Look through the lines below, find those with the word "number", and copy them.

═══ SOURCE MATERIAL ═══

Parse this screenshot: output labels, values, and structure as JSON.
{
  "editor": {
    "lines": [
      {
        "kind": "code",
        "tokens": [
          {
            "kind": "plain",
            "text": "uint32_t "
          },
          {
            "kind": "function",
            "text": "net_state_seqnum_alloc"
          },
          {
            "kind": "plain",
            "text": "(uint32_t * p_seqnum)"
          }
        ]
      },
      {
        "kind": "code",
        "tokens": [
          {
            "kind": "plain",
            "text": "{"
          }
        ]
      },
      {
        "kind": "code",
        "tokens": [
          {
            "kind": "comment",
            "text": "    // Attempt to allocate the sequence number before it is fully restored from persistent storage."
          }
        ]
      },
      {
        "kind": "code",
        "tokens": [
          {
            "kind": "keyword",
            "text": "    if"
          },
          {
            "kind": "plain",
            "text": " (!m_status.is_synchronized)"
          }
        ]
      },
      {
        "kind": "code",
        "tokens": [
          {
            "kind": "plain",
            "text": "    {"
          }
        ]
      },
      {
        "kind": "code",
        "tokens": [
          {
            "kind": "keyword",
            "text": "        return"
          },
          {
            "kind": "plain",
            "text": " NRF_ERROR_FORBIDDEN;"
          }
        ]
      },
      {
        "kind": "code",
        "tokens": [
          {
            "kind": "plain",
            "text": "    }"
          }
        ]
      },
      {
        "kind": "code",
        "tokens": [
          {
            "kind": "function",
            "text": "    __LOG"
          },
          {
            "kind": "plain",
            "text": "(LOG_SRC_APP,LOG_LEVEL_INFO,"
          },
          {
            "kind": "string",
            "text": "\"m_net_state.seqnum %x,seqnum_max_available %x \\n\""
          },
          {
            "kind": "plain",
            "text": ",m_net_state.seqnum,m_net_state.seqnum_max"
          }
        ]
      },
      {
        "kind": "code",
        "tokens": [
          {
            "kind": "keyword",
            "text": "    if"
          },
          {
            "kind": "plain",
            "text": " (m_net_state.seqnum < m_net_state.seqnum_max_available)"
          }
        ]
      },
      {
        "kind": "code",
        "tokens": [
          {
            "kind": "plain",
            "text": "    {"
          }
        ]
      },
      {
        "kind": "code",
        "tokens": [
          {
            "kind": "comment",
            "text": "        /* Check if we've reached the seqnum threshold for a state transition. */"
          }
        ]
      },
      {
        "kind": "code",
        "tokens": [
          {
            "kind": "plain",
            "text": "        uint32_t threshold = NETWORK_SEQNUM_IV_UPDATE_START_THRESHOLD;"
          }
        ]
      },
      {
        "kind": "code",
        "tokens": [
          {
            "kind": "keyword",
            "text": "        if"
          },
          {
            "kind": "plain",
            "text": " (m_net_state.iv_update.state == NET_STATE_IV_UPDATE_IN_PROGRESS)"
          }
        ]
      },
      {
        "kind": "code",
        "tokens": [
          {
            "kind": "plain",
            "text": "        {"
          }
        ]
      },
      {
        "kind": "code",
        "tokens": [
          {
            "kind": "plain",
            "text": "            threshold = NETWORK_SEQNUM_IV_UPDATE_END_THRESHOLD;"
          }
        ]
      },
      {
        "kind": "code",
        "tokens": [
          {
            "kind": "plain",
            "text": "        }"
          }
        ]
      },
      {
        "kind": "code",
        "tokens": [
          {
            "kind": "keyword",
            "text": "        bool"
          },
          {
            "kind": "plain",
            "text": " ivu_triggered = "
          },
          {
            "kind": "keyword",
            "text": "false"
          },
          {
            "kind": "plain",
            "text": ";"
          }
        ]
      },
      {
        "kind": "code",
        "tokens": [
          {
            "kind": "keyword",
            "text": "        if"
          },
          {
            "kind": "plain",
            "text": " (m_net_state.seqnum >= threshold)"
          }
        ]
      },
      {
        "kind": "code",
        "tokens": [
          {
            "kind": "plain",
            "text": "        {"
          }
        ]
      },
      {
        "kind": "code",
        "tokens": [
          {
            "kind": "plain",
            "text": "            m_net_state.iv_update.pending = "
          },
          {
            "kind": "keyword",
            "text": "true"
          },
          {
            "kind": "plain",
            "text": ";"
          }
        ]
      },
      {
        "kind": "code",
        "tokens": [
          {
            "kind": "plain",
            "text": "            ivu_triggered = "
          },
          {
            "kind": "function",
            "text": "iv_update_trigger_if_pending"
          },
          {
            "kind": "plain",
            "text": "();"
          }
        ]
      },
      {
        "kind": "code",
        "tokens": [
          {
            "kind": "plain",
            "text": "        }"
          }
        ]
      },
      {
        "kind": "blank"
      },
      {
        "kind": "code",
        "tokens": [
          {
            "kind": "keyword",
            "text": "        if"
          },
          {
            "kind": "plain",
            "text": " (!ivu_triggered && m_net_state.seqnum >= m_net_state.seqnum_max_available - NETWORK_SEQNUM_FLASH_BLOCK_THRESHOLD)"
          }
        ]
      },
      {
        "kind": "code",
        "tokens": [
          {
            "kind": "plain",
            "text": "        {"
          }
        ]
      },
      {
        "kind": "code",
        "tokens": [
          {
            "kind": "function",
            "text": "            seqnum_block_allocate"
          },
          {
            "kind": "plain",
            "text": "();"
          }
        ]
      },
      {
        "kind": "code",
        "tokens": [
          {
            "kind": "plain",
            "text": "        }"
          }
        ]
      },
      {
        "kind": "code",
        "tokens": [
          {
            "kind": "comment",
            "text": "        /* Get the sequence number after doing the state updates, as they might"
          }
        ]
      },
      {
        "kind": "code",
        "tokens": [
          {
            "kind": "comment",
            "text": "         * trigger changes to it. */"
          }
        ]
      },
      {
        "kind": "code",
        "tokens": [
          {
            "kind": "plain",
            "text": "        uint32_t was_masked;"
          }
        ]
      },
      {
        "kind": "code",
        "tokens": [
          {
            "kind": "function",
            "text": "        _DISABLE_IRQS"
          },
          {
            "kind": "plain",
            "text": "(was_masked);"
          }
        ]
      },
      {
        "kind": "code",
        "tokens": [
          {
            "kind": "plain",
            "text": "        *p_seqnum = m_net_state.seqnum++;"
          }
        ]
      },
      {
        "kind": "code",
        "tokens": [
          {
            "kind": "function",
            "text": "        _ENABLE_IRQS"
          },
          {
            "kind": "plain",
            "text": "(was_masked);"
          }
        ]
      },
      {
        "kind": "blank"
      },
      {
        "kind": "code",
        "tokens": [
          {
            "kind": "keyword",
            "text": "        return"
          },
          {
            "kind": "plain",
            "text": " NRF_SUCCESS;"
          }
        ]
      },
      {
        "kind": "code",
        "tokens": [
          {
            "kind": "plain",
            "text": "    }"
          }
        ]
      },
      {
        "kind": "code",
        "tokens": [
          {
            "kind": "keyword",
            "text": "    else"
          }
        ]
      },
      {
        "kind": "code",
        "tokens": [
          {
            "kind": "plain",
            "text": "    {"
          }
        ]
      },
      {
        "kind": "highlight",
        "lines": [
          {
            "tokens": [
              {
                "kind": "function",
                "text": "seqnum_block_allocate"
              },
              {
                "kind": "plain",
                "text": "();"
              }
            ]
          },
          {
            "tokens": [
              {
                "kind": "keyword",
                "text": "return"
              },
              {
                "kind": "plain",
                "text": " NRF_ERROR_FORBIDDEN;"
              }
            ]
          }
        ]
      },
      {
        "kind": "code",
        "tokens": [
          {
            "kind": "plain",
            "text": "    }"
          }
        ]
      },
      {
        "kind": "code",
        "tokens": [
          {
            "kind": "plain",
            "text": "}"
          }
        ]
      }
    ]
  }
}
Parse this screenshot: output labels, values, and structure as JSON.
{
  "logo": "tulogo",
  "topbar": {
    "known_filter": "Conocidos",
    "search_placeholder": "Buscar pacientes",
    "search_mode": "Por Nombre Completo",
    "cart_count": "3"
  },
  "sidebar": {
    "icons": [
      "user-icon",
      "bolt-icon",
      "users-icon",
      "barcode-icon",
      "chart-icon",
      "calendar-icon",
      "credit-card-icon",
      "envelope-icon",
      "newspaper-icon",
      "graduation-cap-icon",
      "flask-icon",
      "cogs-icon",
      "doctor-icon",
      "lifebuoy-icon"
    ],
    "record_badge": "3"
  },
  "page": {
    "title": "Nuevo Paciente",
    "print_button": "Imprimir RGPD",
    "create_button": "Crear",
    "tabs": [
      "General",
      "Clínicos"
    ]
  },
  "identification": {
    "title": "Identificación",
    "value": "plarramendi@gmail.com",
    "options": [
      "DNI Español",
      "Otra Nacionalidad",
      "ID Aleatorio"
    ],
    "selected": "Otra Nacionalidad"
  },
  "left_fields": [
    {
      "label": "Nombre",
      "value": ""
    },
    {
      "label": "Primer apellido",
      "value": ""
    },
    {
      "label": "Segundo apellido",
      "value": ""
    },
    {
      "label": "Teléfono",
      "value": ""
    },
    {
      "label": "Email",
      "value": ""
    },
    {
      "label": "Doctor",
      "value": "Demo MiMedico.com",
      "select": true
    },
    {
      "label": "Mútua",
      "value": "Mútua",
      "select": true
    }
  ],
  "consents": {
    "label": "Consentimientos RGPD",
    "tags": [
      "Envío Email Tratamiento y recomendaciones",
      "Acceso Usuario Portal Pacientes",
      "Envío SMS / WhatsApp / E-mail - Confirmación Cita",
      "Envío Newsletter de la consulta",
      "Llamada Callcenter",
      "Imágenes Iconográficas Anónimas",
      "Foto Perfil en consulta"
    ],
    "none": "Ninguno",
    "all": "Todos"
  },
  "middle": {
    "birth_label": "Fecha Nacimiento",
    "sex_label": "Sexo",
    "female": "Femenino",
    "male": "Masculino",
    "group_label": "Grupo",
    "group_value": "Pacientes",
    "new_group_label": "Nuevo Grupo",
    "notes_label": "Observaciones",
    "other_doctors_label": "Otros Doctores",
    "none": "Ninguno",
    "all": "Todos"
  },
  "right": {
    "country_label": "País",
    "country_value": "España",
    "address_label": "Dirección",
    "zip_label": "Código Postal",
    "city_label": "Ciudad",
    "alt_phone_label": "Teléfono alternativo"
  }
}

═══

EXERCISE ANSWER —
            "text": "    // Attempt to allocate the sequence number before it is fully restored from persistent storage."
            "text": "        /* Get the sequence number after doing the state updates, as they might"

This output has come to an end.